Kagamuga Airport closed as locals protest

National, Normal


MT Hagen’s Kagamuga Airport was closed for three hours yesterday morning as locals demanded an explanation from police over an alleged unlawful shooting and wounding of a young man.
All flights in and out of the province were delayed resulting in travellers booked for morning flights being left stranded at the airport, as the Yamka Pepka tribesmen, who are customary landowners to the airport area, held their peaceful protest.
The control tower and the two main gates were shut from 7am to 10am as the locals petitioned the police, but were later reopened when police said they would address the matter.
They have given the state a K1.5 million compensation demand, among others presented in the petition, which have to be met in two weeks time.
The locals have threatened to shut down the airport indefinitely if the government does not respond favourably to their petition within the 14-day period.
Being the major regional airport, flight schedules were reportedly affected as chartered flights to Porgera gold mine and the liquefied natural gas project also operate from Kagamuga.
The protest followed an incident last Friday where police allegedly shot and wounded James Paraka,19, from the Yamka tribe at the airport.
Paraka was in the company of his tribesmen who had been involved in a stone fight with Engans living near the airport after an Engan man allegedly attempted to rape a local woman.
The fight started on the main highway near the provincial education office, about 1km from the airport, when the Engans failed to properly compensate the woman’s people.
 The fight spilled to the airport and attracted members of the police force who were awaiting the arrival of the Prime Minister Sir Michael Somare to officiate the launching of the Mt Hagen city redevelopment plan.

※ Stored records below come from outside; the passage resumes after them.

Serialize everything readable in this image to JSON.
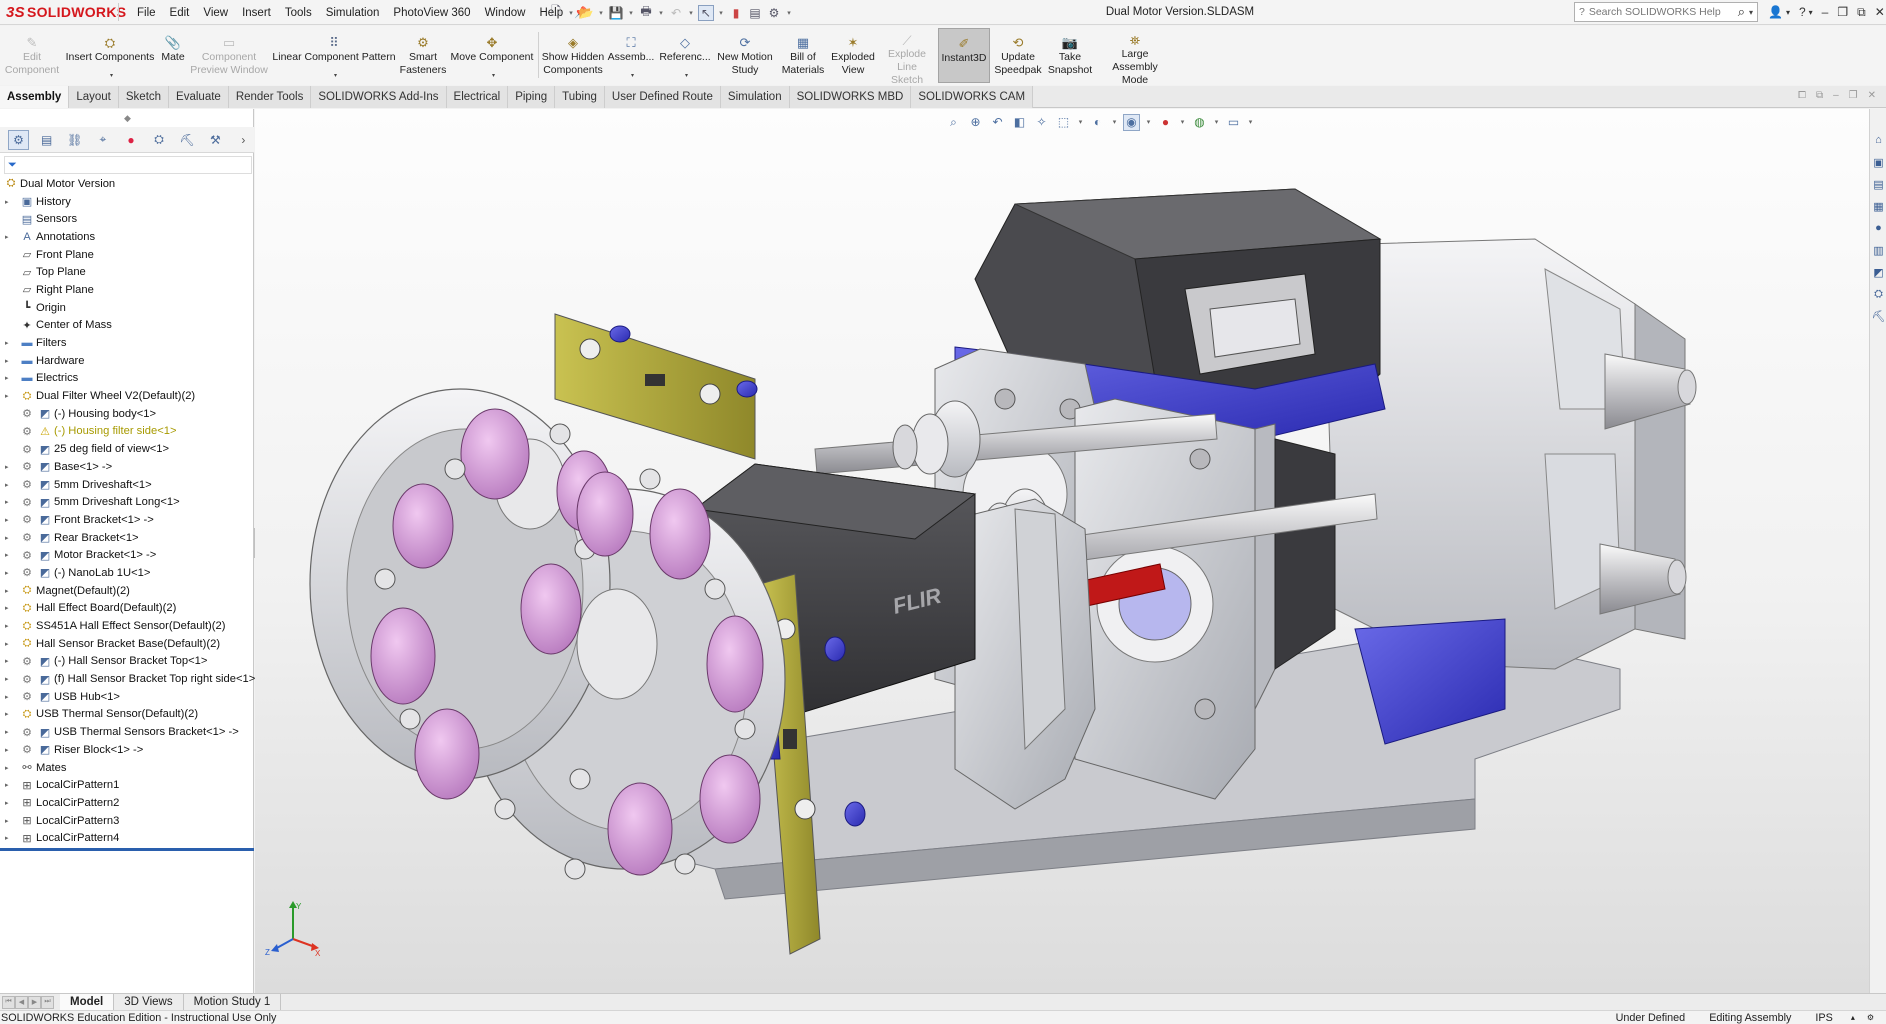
{
  "app": {
    "logo_brand": "SOLIDWORKS",
    "logo_mark": "3S",
    "document_title": "Dual Motor Version.SLDASM"
  },
  "menu": [
    "File",
    "Edit",
    "View",
    "Insert",
    "Tools",
    "Simulation",
    "PhotoView 360",
    "Window",
    "Help"
  ],
  "search": {
    "placeholder": "Search SOLIDWORKS Help"
  },
  "command_manager": {
    "edit_component": "Edit\nComponent",
    "insert_components": "Insert Components",
    "mate": "Mate",
    "component_preview": "Component\nPreview Window",
    "linear_pattern": "Linear Component Pattern",
    "smart_fasteners": "Smart\nFasteners",
    "move_component": "Move Component",
    "show_hidden": "Show Hidden\nComponents",
    "assembly_features": "Assemb...",
    "reference_geometry": "Referenc...",
    "new_motion_study": "New Motion\nStudy",
    "bill_of_materials": "Bill of\nMaterials",
    "exploded_view": "Exploded\nView",
    "explode_line_sketch": "Explode\nLine Sketch",
    "instant3d": "Instant3D",
    "update_speedpak": "Update\nSpeedpak",
    "take_snapshot": "Take\nSnapshot",
    "large_assembly_mode": "Large Assembly\nMode"
  },
  "tabs": [
    "Assembly",
    "Layout",
    "Sketch",
    "Evaluate",
    "Render Tools",
    "SOLIDWORKS Add-Ins",
    "Electrical",
    "Piping",
    "Tubing",
    "User Defined Route",
    "Simulation",
    "SOLIDWORKS MBD",
    "SOLIDWORKS CAM"
  ],
  "active_tab": "Assembly",
  "tree": [
    {
      "label": "Dual Motor Version",
      "icon": "assembly-icon",
      "level": 0,
      "expand": false
    },
    {
      "label": "History",
      "icon": "history-icon",
      "level": 1,
      "expand": true
    },
    {
      "label": "Sensors",
      "icon": "sensors-icon",
      "level": 1,
      "expand": false
    },
    {
      "label": "Annotations",
      "icon": "annotations-icon",
      "level": 1,
      "expand": true
    },
    {
      "label": "Front Plane",
      "icon": "plane-icon",
      "level": 1,
      "expand": false
    },
    {
      "label": "Top Plane",
      "icon": "plane-icon",
      "level": 1,
      "expand": false
    },
    {
      "label": "Right Plane",
      "icon": "plane-icon",
      "level": 1,
      "expand": false
    },
    {
      "label": "Origin",
      "icon": "origin-icon",
      "level": 1,
      "expand": false
    },
    {
      "label": "Center of Mass",
      "icon": "center-of-mass-icon",
      "level": 1,
      "expand": false
    },
    {
      "label": "Filters",
      "icon": "folder-icon",
      "level": 1,
      "expand": true
    },
    {
      "label": "Hardware",
      "icon": "folder-icon",
      "level": 1,
      "expand": true
    },
    {
      "label": "Electrics",
      "icon": "folder-icon",
      "level": 1,
      "expand": true
    },
    {
      "label": "Dual Filter Wheel V2(Default)(2)",
      "icon": "subassembly-icon",
      "level": 1,
      "expand": true
    },
    {
      "label": "(-) Housing body<1>",
      "icon": "part-icon",
      "level": 2,
      "expand": false
    },
    {
      "label": "(-) Housing filter side<1>",
      "icon": "warning-icon",
      "level": 2,
      "expand": false,
      "warn": true
    },
    {
      "label": "25 deg field of view<1>",
      "icon": "part-icon",
      "level": 2,
      "expand": false
    },
    {
      "label": "Base<1> ->",
      "icon": "part-icon",
      "level": 2,
      "expand": true
    },
    {
      "label": "5mm Driveshaft<1>",
      "icon": "part-icon",
      "level": 2,
      "expand": true
    },
    {
      "label": "5mm Driveshaft Long<1>",
      "icon": "part-icon",
      "level": 2,
      "expand": true
    },
    {
      "label": "Front Bracket<1> ->",
      "icon": "part-icon",
      "level": 2,
      "expand": true
    },
    {
      "label": "Rear Bracket<1>",
      "icon": "part-icon",
      "level": 2,
      "expand": true
    },
    {
      "label": "Motor Bracket<1> ->",
      "icon": "part-icon",
      "level": 2,
      "expand": true
    },
    {
      "label": "(-) NanoLab 1U<1>",
      "icon": "part-icon",
      "level": 2,
      "expand": true
    },
    {
      "label": "Magnet(Default)(2)",
      "icon": "subassembly-icon",
      "level": 1,
      "expand": true
    },
    {
      "label": "Hall Effect Board(Default)(2)",
      "icon": "subassembly-icon",
      "level": 1,
      "expand": true
    },
    {
      "label": "SS451A Hall Effect Sensor(Default)(2)",
      "icon": "subassembly-icon",
      "level": 1,
      "expand": true
    },
    {
      "label": "Hall Sensor Bracket Base(Default)(2)",
      "icon": "subassembly-icon",
      "level": 1,
      "expand": true
    },
    {
      "label": "(-) Hall Sensor Bracket Top<1>",
      "icon": "part-icon",
      "level": 2,
      "expand": true
    },
    {
      "label": "(f) Hall Sensor Bracket Top right side<1>",
      "icon": "part-icon",
      "level": 2,
      "expand": true
    },
    {
      "label": "USB Hub<1>",
      "icon": "part-icon",
      "level": 2,
      "expand": true
    },
    {
      "label": "USB Thermal Sensor(Default)(2)",
      "icon": "subassembly-icon",
      "level": 1,
      "expand": true
    },
    {
      "label": "USB Thermal Sensors Bracket<1> ->",
      "icon": "part-icon",
      "level": 2,
      "expand": true
    },
    {
      "label": "Riser Block<1> ->",
      "icon": "part-icon",
      "level": 2,
      "expand": true
    },
    {
      "label": "Mates",
      "icon": "mates-icon",
      "level": 1,
      "expand": true
    },
    {
      "label": "LocalCirPattern1",
      "icon": "pattern-icon",
      "level": 1,
      "expand": true
    },
    {
      "label": "LocalCirPattern2",
      "icon": "pattern-icon",
      "level": 1,
      "expand": true
    },
    {
      "label": "LocalCirPattern3",
      "icon": "pattern-icon",
      "level": 1,
      "expand": true
    },
    {
      "label": "LocalCirPattern4",
      "icon": "pattern-icon",
      "level": 1,
      "expand": true
    }
  ],
  "model": {
    "camera_brand": "FLIR"
  },
  "bottom_tabs": [
    "Model",
    "3D Views",
    "Motion Study 1"
  ],
  "status": {
    "left": "SOLIDWORKS Education Edition - Instructional Use Only",
    "definition": "Under Defined",
    "mode": "Editing Assembly",
    "units": "IPS"
  },
  "colors": {
    "brand_red": "#d5171d",
    "selection_blue": "#2a5fad",
    "filter_magenta": "#d8a3d8",
    "bracket_yellow": "#b6ae3b",
    "motor_blue": "#4a4ad0"
  }
}
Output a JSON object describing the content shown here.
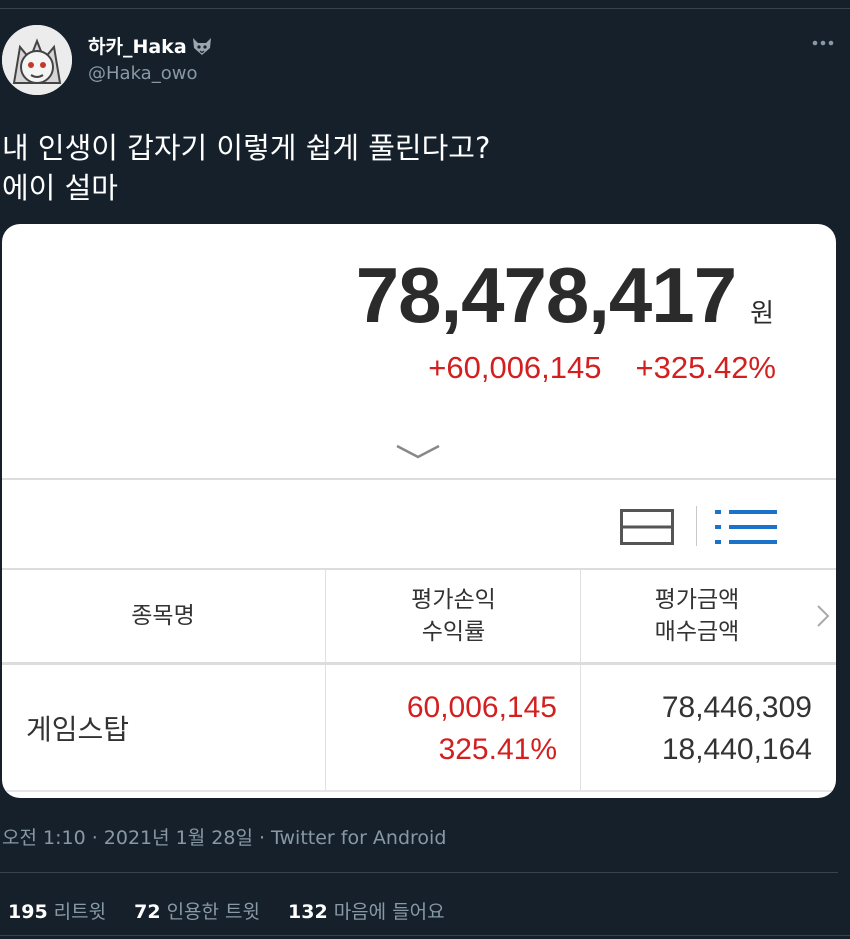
{
  "author": {
    "display_name": "하카_Haka",
    "handle": "@Haka_owo",
    "name_emoji": "wolf-icon"
  },
  "tweet": {
    "line1": "내 인생이 갑자기 이렇게 쉽게 풀린다고?",
    "line2": "에이 설마"
  },
  "card": {
    "total_amount": "78,478,417",
    "total_unit": "원",
    "change_amount": "+60,006,145",
    "change_percent": "+325.42%",
    "headers": {
      "name": "종목명",
      "pl_line1": "평가손익",
      "pl_line2": "수익률",
      "val_line1": "평가금액",
      "val_line2": "매수금액"
    },
    "rows": [
      {
        "name": "게임스탑",
        "pl_amount": "60,006,145",
        "pl_rate": "325.41%",
        "eval_amount": "78,446,309",
        "buy_amount": "18,440,164"
      }
    ],
    "colors": {
      "positive": "#d31f1f",
      "list_toggle_active": "#1a73c8",
      "grid_toggle": "#555555"
    }
  },
  "meta": {
    "timestamp": "오전 1:10 · 2021년 1월 28일 · Twitter for Android"
  },
  "stats": {
    "retweets_count": "195",
    "retweets_label": "리트윗",
    "quotes_count": "72",
    "quotes_label": "인용한 트윗",
    "likes_count": "132",
    "likes_label": "마음에 들어요"
  }
}
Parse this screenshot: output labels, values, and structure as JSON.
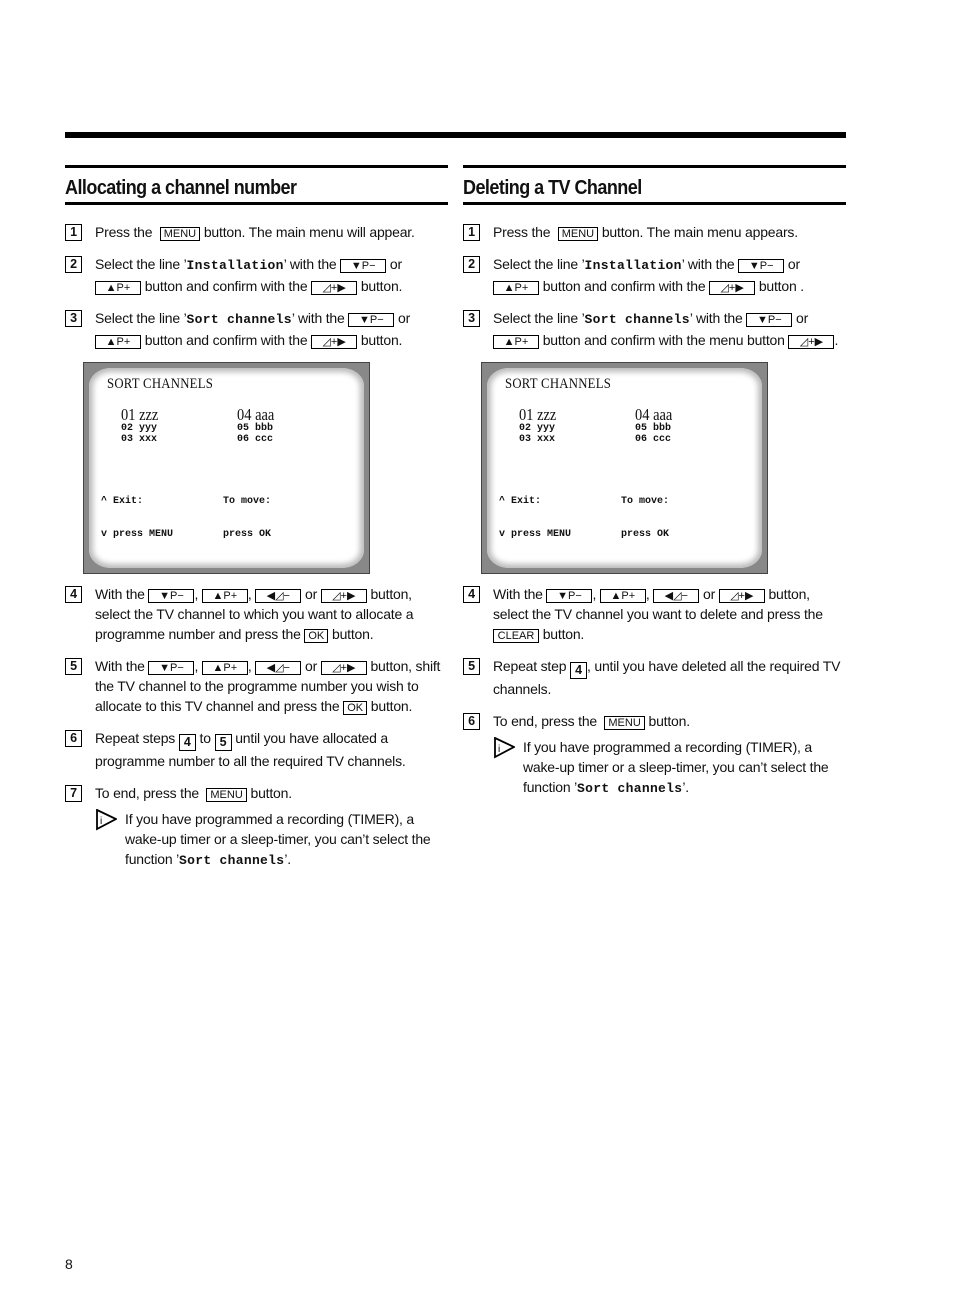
{
  "page_number": "8",
  "keys": {
    "menu": "MENU",
    "p_minus": "▼P−",
    "p_plus": "▲P+",
    "vol_minus": "◀◿−",
    "vol_plus": "◿+▶",
    "ok": "OK",
    "clear": "CLEAR"
  },
  "left": {
    "title": "Allocating a channel number",
    "steps": [
      {
        "num": "1",
        "a": "Press the",
        "b": "button. The main menu will appear."
      },
      {
        "num": "2",
        "a": "Select the line ’",
        "mono": "Installation",
        "b": "’ with the",
        "c": "or",
        "d": "button and confirm with the",
        "e": "button."
      },
      {
        "num": "3",
        "a": "Select the line ’",
        "mono": "Sort channels",
        "b": "’ with the",
        "c": "or",
        "d": "button and confirm with the",
        "e": "button."
      },
      {
        "num": "4",
        "a": "With the",
        "sep1": ",",
        "sep2": ",",
        "or": "or",
        "b": "button, select the TV channel to which you want to allocate a programme number and press the",
        "c": "button."
      },
      {
        "num": "5",
        "a": "With the",
        "sep1": ",",
        "sep2": ",",
        "or": "or",
        "b": "button, shift the TV channel to the programme number you wish to allocate to this TV channel and press the",
        "c": "button."
      },
      {
        "num": "6",
        "a": "Repeat steps",
        "ref1": "4",
        "b": "to",
        "ref2": "5",
        "c": "until you have allocated a programme number to all the required TV channels."
      },
      {
        "num": "7",
        "a": "To end, press the",
        "b": "button."
      }
    ],
    "note": {
      "a": "If you have programmed a recording (TIMER), a wake-up timer or a sleep-timer, you can’t select the function ’",
      "mono": "Sort channels",
      "b": "’."
    }
  },
  "right": {
    "title": "Deleting a TV Channel",
    "steps": [
      {
        "num": "1",
        "a": "Press the",
        "b": "button. The main menu appears."
      },
      {
        "num": "2",
        "a": "Select the line ’",
        "mono": "Installation",
        "b": "’ with the",
        "c": "or",
        "d": "button and confirm with the",
        "e": "button ."
      },
      {
        "num": "3",
        "a": "Select the line ’",
        "mono": "Sort channels",
        "b": "’ with the",
        "c": "or",
        "d": "button and confirm with the menu button",
        "e": "."
      },
      {
        "num": "4",
        "a": "With the",
        "sep1": ",",
        "sep2": ",",
        "or": "or",
        "b": "button, select the TV channel you want to delete and press the",
        "c": "button."
      },
      {
        "num": "5",
        "a": "Repeat step",
        "ref1": "4",
        "b": ",  until you have deleted all the required TV channels."
      },
      {
        "num": "6",
        "a": "To end, press the",
        "b": "button."
      }
    ],
    "note": {
      "a": "If you have programmed a recording (TIMER), a wake-up timer or a sleep-timer, you can’t select the function ’",
      "mono": "Sort channels",
      "b": "’."
    }
  },
  "tv_screen": {
    "title": "SORT CHANNELS",
    "col1": {
      "big": "01 zzz",
      "rows": [
        "02 yyy",
        "03 xxx"
      ]
    },
    "col2": {
      "big": "04 aaa",
      "rows": [
        "05 bbb",
        "06 ccc"
      ]
    },
    "footer_left": [
      "^ Exit:",
      "v press MENU"
    ],
    "footer_right": [
      "To move:",
      "press OK"
    ]
  }
}
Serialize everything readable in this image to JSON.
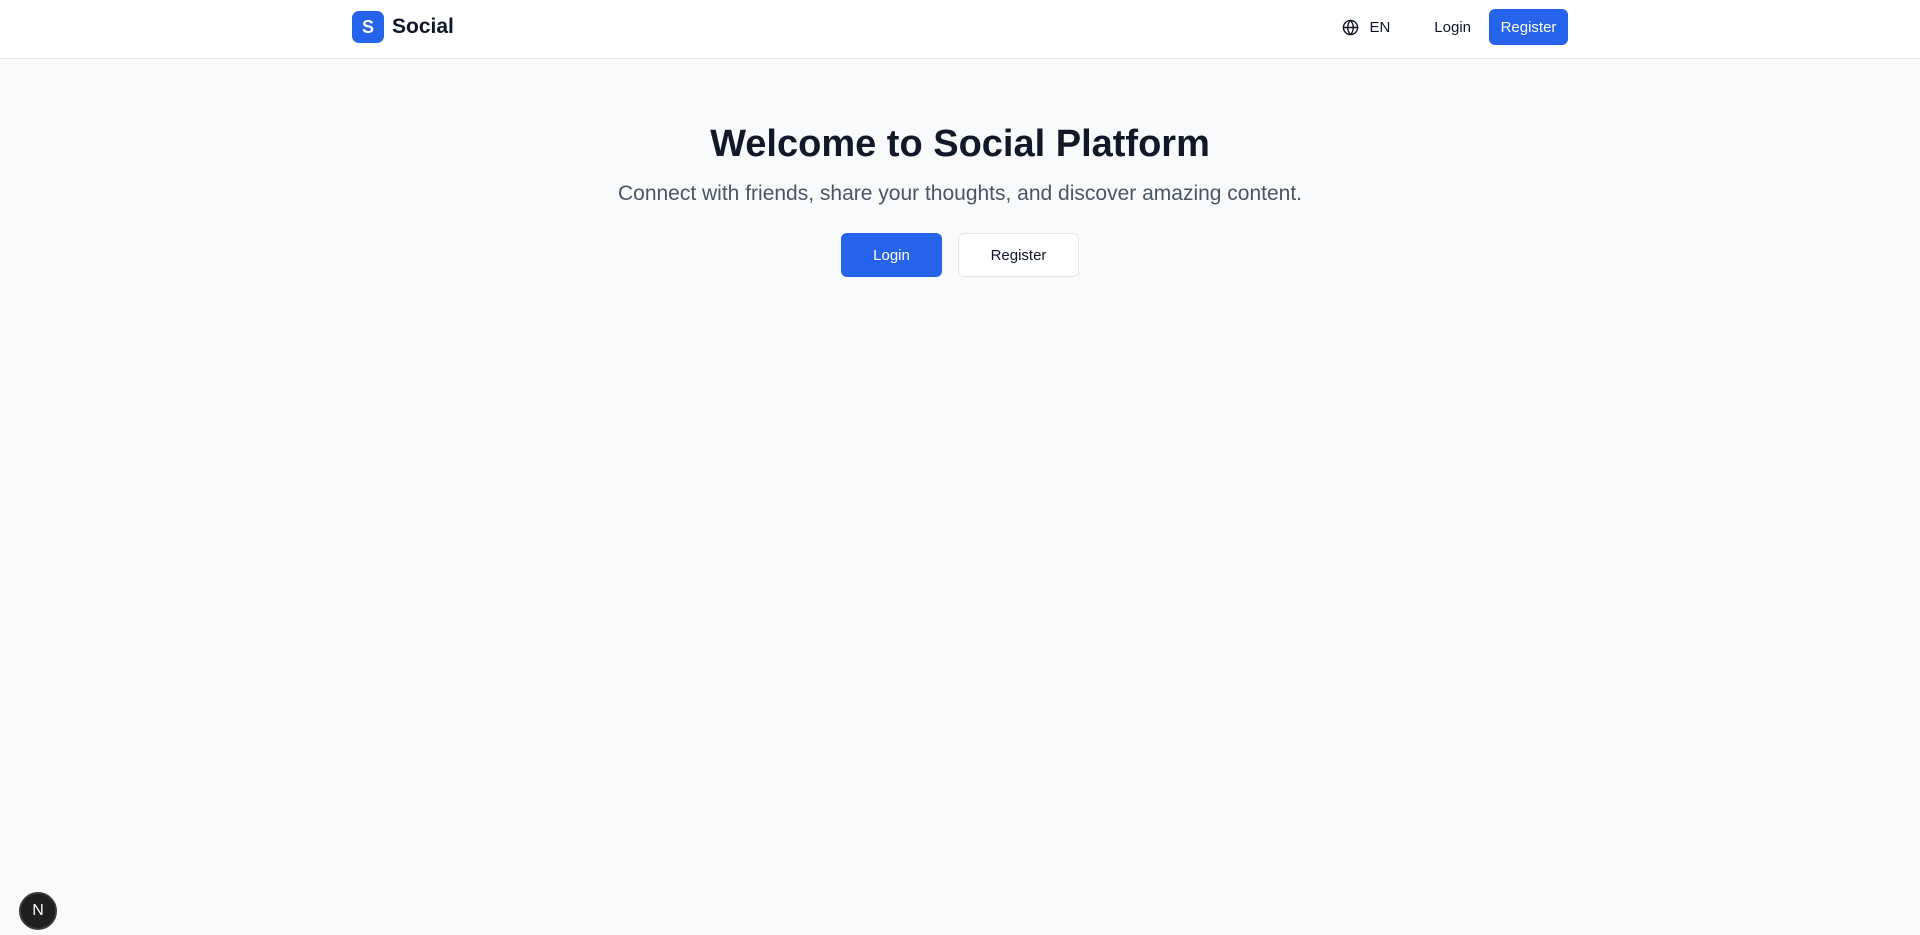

Paraka, while being chased by police, had reportedly put his hands up to surrender but was shot on his left palm and right shoulder andwas admitted to the Mt Hagen General Hospital.
Through the petition, the locals demanded that the state pay K1.5 million compensation, which would also cater for future expenses.